## What you have to do
The answer must consist of every line below that contains the word "name".
[Start of section]
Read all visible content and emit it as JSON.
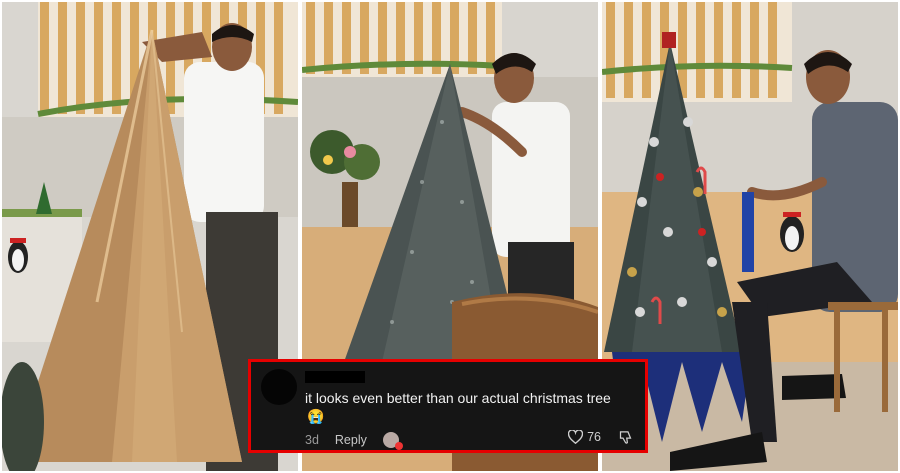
{
  "collage": {
    "panels": [
      {
        "label": "panel-cardboard-cone"
      },
      {
        "label": "panel-tinsel-tree"
      },
      {
        "label": "panel-decorated-tree"
      }
    ]
  },
  "comment": {
    "text": "it looks even better than our actual christmas tree",
    "emoji": "😭",
    "time": "3d",
    "reply_label": "Reply",
    "likes": "76",
    "border_color": "#e60000"
  }
}
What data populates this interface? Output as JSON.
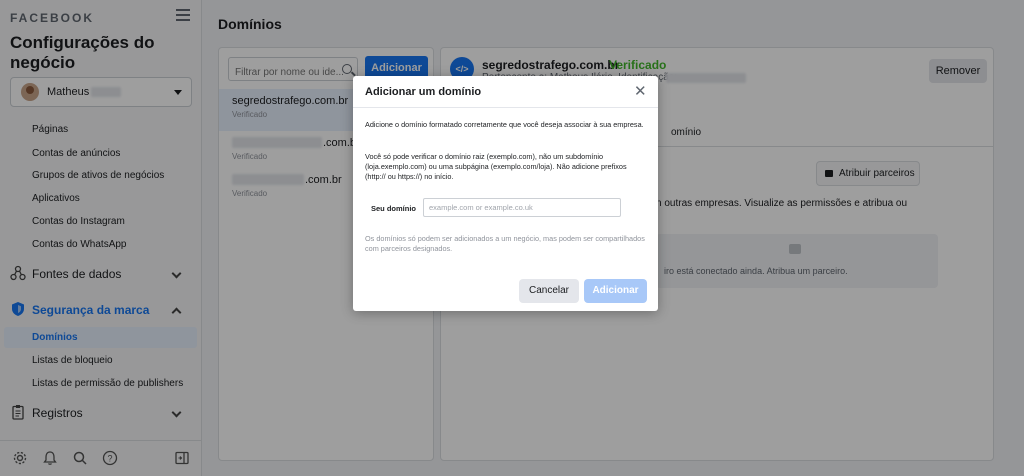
{
  "sidebar": {
    "brand": "FACEBOOK",
    "title": "Configurações do negócio",
    "account": {
      "name": "Matheus"
    },
    "pages_items": [
      "Páginas",
      "Contas de anúncios",
      "Grupos de ativos de negócios",
      "Aplicativos",
      "Contas do Instagram",
      "Contas do WhatsApp"
    ],
    "sections": {
      "data_sources": "Fontes de dados",
      "brand_safety": "Segurança da marca",
      "records": "Registros"
    },
    "brand_safety_items": [
      "Domínios",
      "Listas de bloqueio",
      "Listas de permissão de publishers"
    ]
  },
  "main": {
    "title": "Domínios",
    "filter_placeholder": "Filtrar por nome ou ide...",
    "add_button": "Adicionar",
    "domains": [
      {
        "name": "segredostrafego.com.br",
        "status": "Verificado"
      },
      {
        "name": ".com.br",
        "status": "Verificado"
      },
      {
        "name": ".com.br",
        "status": "Verificado"
      }
    ]
  },
  "detail": {
    "domain": "segredostrafego.com.br",
    "verified": "Verificado",
    "owner_text": "Pertencente a: Matheus Ilário. Identificação:",
    "remove_button": "Remover",
    "tab": "omínio",
    "partners_button": "Atribuir parceiros",
    "share_text": "n outras empresas. Visualize as permissões e atribua ou",
    "no_partner_text": "iro está conectado ainda. Atribua um parceiro."
  },
  "modal": {
    "title": "Adicionar um domínio",
    "p1": "Adicione o domínio formatado corretamente que você deseja associar à sua empresa.",
    "p2": "Você só pode verificar o domínio raiz (exemplo.com), não um subdomínio (loja.exemplo.com) ou uma subpágina (exemplo.com/loja). Não adicione prefixos (http:// ou https://) no início.",
    "domain_label": "Seu domínio",
    "domain_placeholder": "example.com or example.co.uk",
    "note": "Os domínios só podem ser adicionados a um negócio, mas podem ser compartilhados com parceiros designados.",
    "cancel": "Cancelar",
    "confirm": "Adicionar"
  },
  "colors": {
    "primary": "#1877f2",
    "verified": "#42b72a",
    "active_bg": "#e7f0fd"
  }
}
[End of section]
## Task answer
      "name": "Matheus"
        "name": "segredostrafego.com.br",
        "name": ".com.br",
        "name": ".com.br",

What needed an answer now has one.